TASK GOAL
Return the records word for word. Pictures do not belong in the copy.

INFORMATION SUPPLIED
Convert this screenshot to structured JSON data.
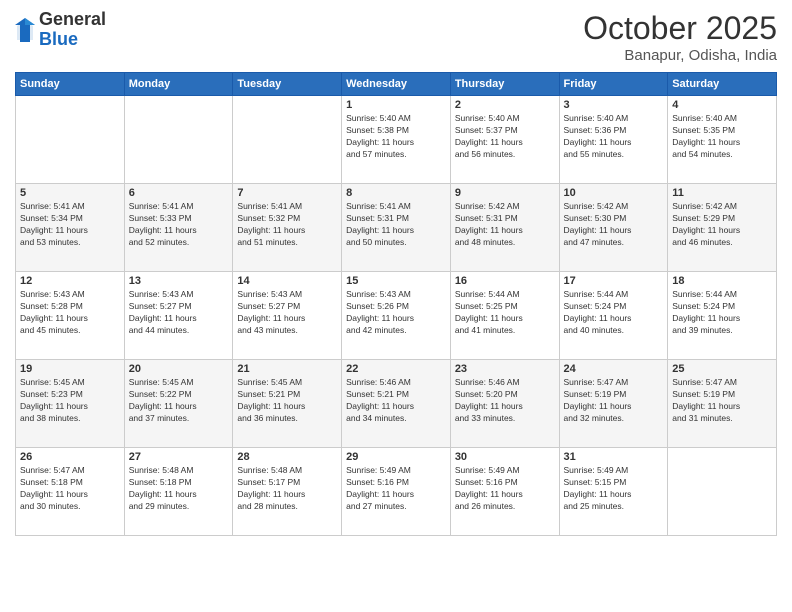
{
  "logo": {
    "general": "General",
    "blue": "Blue"
  },
  "title": "October 2025",
  "subtitle": "Banapur, Odisha, India",
  "days_header": [
    "Sunday",
    "Monday",
    "Tuesday",
    "Wednesday",
    "Thursday",
    "Friday",
    "Saturday"
  ],
  "weeks": [
    [
      {
        "day": "",
        "content": ""
      },
      {
        "day": "",
        "content": ""
      },
      {
        "day": "",
        "content": ""
      },
      {
        "day": "1",
        "content": "Sunrise: 5:40 AM\nSunset: 5:38 PM\nDaylight: 11 hours\nand 57 minutes."
      },
      {
        "day": "2",
        "content": "Sunrise: 5:40 AM\nSunset: 5:37 PM\nDaylight: 11 hours\nand 56 minutes."
      },
      {
        "day": "3",
        "content": "Sunrise: 5:40 AM\nSunset: 5:36 PM\nDaylight: 11 hours\nand 55 minutes."
      },
      {
        "day": "4",
        "content": "Sunrise: 5:40 AM\nSunset: 5:35 PM\nDaylight: 11 hours\nand 54 minutes."
      }
    ],
    [
      {
        "day": "5",
        "content": "Sunrise: 5:41 AM\nSunset: 5:34 PM\nDaylight: 11 hours\nand 53 minutes."
      },
      {
        "day": "6",
        "content": "Sunrise: 5:41 AM\nSunset: 5:33 PM\nDaylight: 11 hours\nand 52 minutes."
      },
      {
        "day": "7",
        "content": "Sunrise: 5:41 AM\nSunset: 5:32 PM\nDaylight: 11 hours\nand 51 minutes."
      },
      {
        "day": "8",
        "content": "Sunrise: 5:41 AM\nSunset: 5:31 PM\nDaylight: 11 hours\nand 50 minutes."
      },
      {
        "day": "9",
        "content": "Sunrise: 5:42 AM\nSunset: 5:31 PM\nDaylight: 11 hours\nand 48 minutes."
      },
      {
        "day": "10",
        "content": "Sunrise: 5:42 AM\nSunset: 5:30 PM\nDaylight: 11 hours\nand 47 minutes."
      },
      {
        "day": "11",
        "content": "Sunrise: 5:42 AM\nSunset: 5:29 PM\nDaylight: 11 hours\nand 46 minutes."
      }
    ],
    [
      {
        "day": "12",
        "content": "Sunrise: 5:43 AM\nSunset: 5:28 PM\nDaylight: 11 hours\nand 45 minutes."
      },
      {
        "day": "13",
        "content": "Sunrise: 5:43 AM\nSunset: 5:27 PM\nDaylight: 11 hours\nand 44 minutes."
      },
      {
        "day": "14",
        "content": "Sunrise: 5:43 AM\nSunset: 5:27 PM\nDaylight: 11 hours\nand 43 minutes."
      },
      {
        "day": "15",
        "content": "Sunrise: 5:43 AM\nSunset: 5:26 PM\nDaylight: 11 hours\nand 42 minutes."
      },
      {
        "day": "16",
        "content": "Sunrise: 5:44 AM\nSunset: 5:25 PM\nDaylight: 11 hours\nand 41 minutes."
      },
      {
        "day": "17",
        "content": "Sunrise: 5:44 AM\nSunset: 5:24 PM\nDaylight: 11 hours\nand 40 minutes."
      },
      {
        "day": "18",
        "content": "Sunrise: 5:44 AM\nSunset: 5:24 PM\nDaylight: 11 hours\nand 39 minutes."
      }
    ],
    [
      {
        "day": "19",
        "content": "Sunrise: 5:45 AM\nSunset: 5:23 PM\nDaylight: 11 hours\nand 38 minutes."
      },
      {
        "day": "20",
        "content": "Sunrise: 5:45 AM\nSunset: 5:22 PM\nDaylight: 11 hours\nand 37 minutes."
      },
      {
        "day": "21",
        "content": "Sunrise: 5:45 AM\nSunset: 5:21 PM\nDaylight: 11 hours\nand 36 minutes."
      },
      {
        "day": "22",
        "content": "Sunrise: 5:46 AM\nSunset: 5:21 PM\nDaylight: 11 hours\nand 34 minutes."
      },
      {
        "day": "23",
        "content": "Sunrise: 5:46 AM\nSunset: 5:20 PM\nDaylight: 11 hours\nand 33 minutes."
      },
      {
        "day": "24",
        "content": "Sunrise: 5:47 AM\nSunset: 5:19 PM\nDaylight: 11 hours\nand 32 minutes."
      },
      {
        "day": "25",
        "content": "Sunrise: 5:47 AM\nSunset: 5:19 PM\nDaylight: 11 hours\nand 31 minutes."
      }
    ],
    [
      {
        "day": "26",
        "content": "Sunrise: 5:47 AM\nSunset: 5:18 PM\nDaylight: 11 hours\nand 30 minutes."
      },
      {
        "day": "27",
        "content": "Sunrise: 5:48 AM\nSunset: 5:18 PM\nDaylight: 11 hours\nand 29 minutes."
      },
      {
        "day": "28",
        "content": "Sunrise: 5:48 AM\nSunset: 5:17 PM\nDaylight: 11 hours\nand 28 minutes."
      },
      {
        "day": "29",
        "content": "Sunrise: 5:49 AM\nSunset: 5:16 PM\nDaylight: 11 hours\nand 27 minutes."
      },
      {
        "day": "30",
        "content": "Sunrise: 5:49 AM\nSunset: 5:16 PM\nDaylight: 11 hours\nand 26 minutes."
      },
      {
        "day": "31",
        "content": "Sunrise: 5:49 AM\nSunset: 5:15 PM\nDaylight: 11 hours\nand 25 minutes."
      },
      {
        "day": "",
        "content": ""
      }
    ]
  ]
}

WRITTEN ANSWER
Convert this screenshot to structured JSON data.
{
  "logo": {
    "general": "General",
    "blue": "Blue"
  },
  "title": "October 2025",
  "subtitle": "Banapur, Odisha, India",
  "days_header": [
    "Sunday",
    "Monday",
    "Tuesday",
    "Wednesday",
    "Thursday",
    "Friday",
    "Saturday"
  ],
  "weeks": [
    [
      {
        "day": "",
        "content": ""
      },
      {
        "day": "",
        "content": ""
      },
      {
        "day": "",
        "content": ""
      },
      {
        "day": "1",
        "content": "Sunrise: 5:40 AM\nSunset: 5:38 PM\nDaylight: 11 hours\nand 57 minutes."
      },
      {
        "day": "2",
        "content": "Sunrise: 5:40 AM\nSunset: 5:37 PM\nDaylight: 11 hours\nand 56 minutes."
      },
      {
        "day": "3",
        "content": "Sunrise: 5:40 AM\nSunset: 5:36 PM\nDaylight: 11 hours\nand 55 minutes."
      },
      {
        "day": "4",
        "content": "Sunrise: 5:40 AM\nSunset: 5:35 PM\nDaylight: 11 hours\nand 54 minutes."
      }
    ],
    [
      {
        "day": "5",
        "content": "Sunrise: 5:41 AM\nSunset: 5:34 PM\nDaylight: 11 hours\nand 53 minutes."
      },
      {
        "day": "6",
        "content": "Sunrise: 5:41 AM\nSunset: 5:33 PM\nDaylight: 11 hours\nand 52 minutes."
      },
      {
        "day": "7",
        "content": "Sunrise: 5:41 AM\nSunset: 5:32 PM\nDaylight: 11 hours\nand 51 minutes."
      },
      {
        "day": "8",
        "content": "Sunrise: 5:41 AM\nSunset: 5:31 PM\nDaylight: 11 hours\nand 50 minutes."
      },
      {
        "day": "9",
        "content": "Sunrise: 5:42 AM\nSunset: 5:31 PM\nDaylight: 11 hours\nand 48 minutes."
      },
      {
        "day": "10",
        "content": "Sunrise: 5:42 AM\nSunset: 5:30 PM\nDaylight: 11 hours\nand 47 minutes."
      },
      {
        "day": "11",
        "content": "Sunrise: 5:42 AM\nSunset: 5:29 PM\nDaylight: 11 hours\nand 46 minutes."
      }
    ],
    [
      {
        "day": "12",
        "content": "Sunrise: 5:43 AM\nSunset: 5:28 PM\nDaylight: 11 hours\nand 45 minutes."
      },
      {
        "day": "13",
        "content": "Sunrise: 5:43 AM\nSunset: 5:27 PM\nDaylight: 11 hours\nand 44 minutes."
      },
      {
        "day": "14",
        "content": "Sunrise: 5:43 AM\nSunset: 5:27 PM\nDaylight: 11 hours\nand 43 minutes."
      },
      {
        "day": "15",
        "content": "Sunrise: 5:43 AM\nSunset: 5:26 PM\nDaylight: 11 hours\nand 42 minutes."
      },
      {
        "day": "16",
        "content": "Sunrise: 5:44 AM\nSunset: 5:25 PM\nDaylight: 11 hours\nand 41 minutes."
      },
      {
        "day": "17",
        "content": "Sunrise: 5:44 AM\nSunset: 5:24 PM\nDaylight: 11 hours\nand 40 minutes."
      },
      {
        "day": "18",
        "content": "Sunrise: 5:44 AM\nSunset: 5:24 PM\nDaylight: 11 hours\nand 39 minutes."
      }
    ],
    [
      {
        "day": "19",
        "content": "Sunrise: 5:45 AM\nSunset: 5:23 PM\nDaylight: 11 hours\nand 38 minutes."
      },
      {
        "day": "20",
        "content": "Sunrise: 5:45 AM\nSunset: 5:22 PM\nDaylight: 11 hours\nand 37 minutes."
      },
      {
        "day": "21",
        "content": "Sunrise: 5:45 AM\nSunset: 5:21 PM\nDaylight: 11 hours\nand 36 minutes."
      },
      {
        "day": "22",
        "content": "Sunrise: 5:46 AM\nSunset: 5:21 PM\nDaylight: 11 hours\nand 34 minutes."
      },
      {
        "day": "23",
        "content": "Sunrise: 5:46 AM\nSunset: 5:20 PM\nDaylight: 11 hours\nand 33 minutes."
      },
      {
        "day": "24",
        "content": "Sunrise: 5:47 AM\nSunset: 5:19 PM\nDaylight: 11 hours\nand 32 minutes."
      },
      {
        "day": "25",
        "content": "Sunrise: 5:47 AM\nSunset: 5:19 PM\nDaylight: 11 hours\nand 31 minutes."
      }
    ],
    [
      {
        "day": "26",
        "content": "Sunrise: 5:47 AM\nSunset: 5:18 PM\nDaylight: 11 hours\nand 30 minutes."
      },
      {
        "day": "27",
        "content": "Sunrise: 5:48 AM\nSunset: 5:18 PM\nDaylight: 11 hours\nand 29 minutes."
      },
      {
        "day": "28",
        "content": "Sunrise: 5:48 AM\nSunset: 5:17 PM\nDaylight: 11 hours\nand 28 minutes."
      },
      {
        "day": "29",
        "content": "Sunrise: 5:49 AM\nSunset: 5:16 PM\nDaylight: 11 hours\nand 27 minutes."
      },
      {
        "day": "30",
        "content": "Sunrise: 5:49 AM\nSunset: 5:16 PM\nDaylight: 11 hours\nand 26 minutes."
      },
      {
        "day": "31",
        "content": "Sunrise: 5:49 AM\nSunset: 5:15 PM\nDaylight: 11 hours\nand 25 minutes."
      },
      {
        "day": "",
        "content": ""
      }
    ]
  ]
}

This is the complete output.